[Page and application data records]

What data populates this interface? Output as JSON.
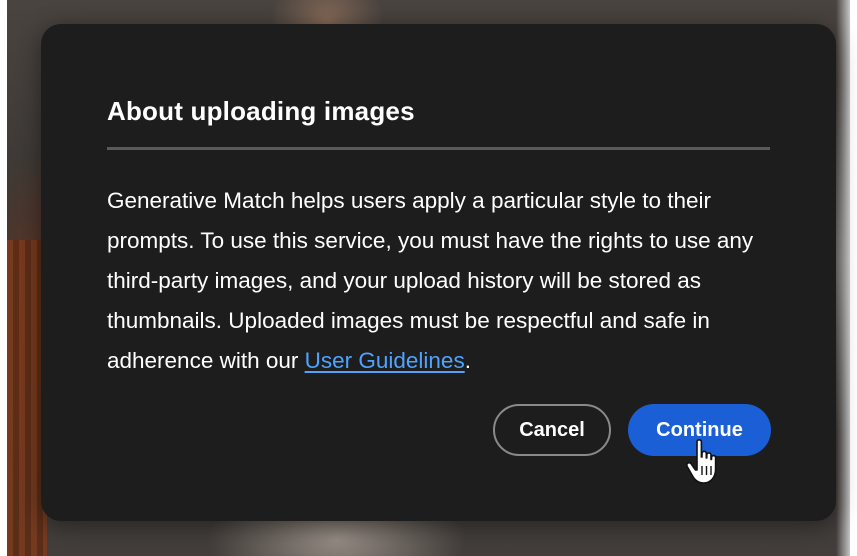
{
  "dialog": {
    "title": "About uploading images",
    "body_before_link": "Generative Match helps users apply a particular style to their prompts. To use this service, you must have the rights to use any third-party images, and your upload history will be stored as thumbnails. Uploaded images must be respectful and safe in adherence with our ",
    "link_label": "User Guidelines",
    "body_after_link": ".",
    "cancel_label": "Cancel",
    "continue_label": "Continue"
  },
  "colors": {
    "dialog_background": "#1d1d1d",
    "primary_button": "#1b5fd6",
    "link": "#4fa3ff",
    "divider": "#5a5a5a"
  },
  "icons": {
    "cursor": "hand-pointer-icon"
  }
}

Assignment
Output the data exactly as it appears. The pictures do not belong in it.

Solution for this problem
What data populates this interface? Output as JSON.
{
  "dialog": {
    "title": "About uploading images",
    "body_before_link": "Generative Match helps users apply a particular style to their prompts. To use this service, you must have the rights to use any third-party images, and your upload history will be stored as thumbnails. Uploaded images must be respectful and safe in adherence with our ",
    "link_label": "User Guidelines",
    "body_after_link": ".",
    "cancel_label": "Cancel",
    "continue_label": "Continue"
  },
  "colors": {
    "dialog_background": "#1d1d1d",
    "primary_button": "#1b5fd6",
    "link": "#4fa3ff",
    "divider": "#5a5a5a"
  },
  "icons": {
    "cursor": "hand-pointer-icon"
  }
}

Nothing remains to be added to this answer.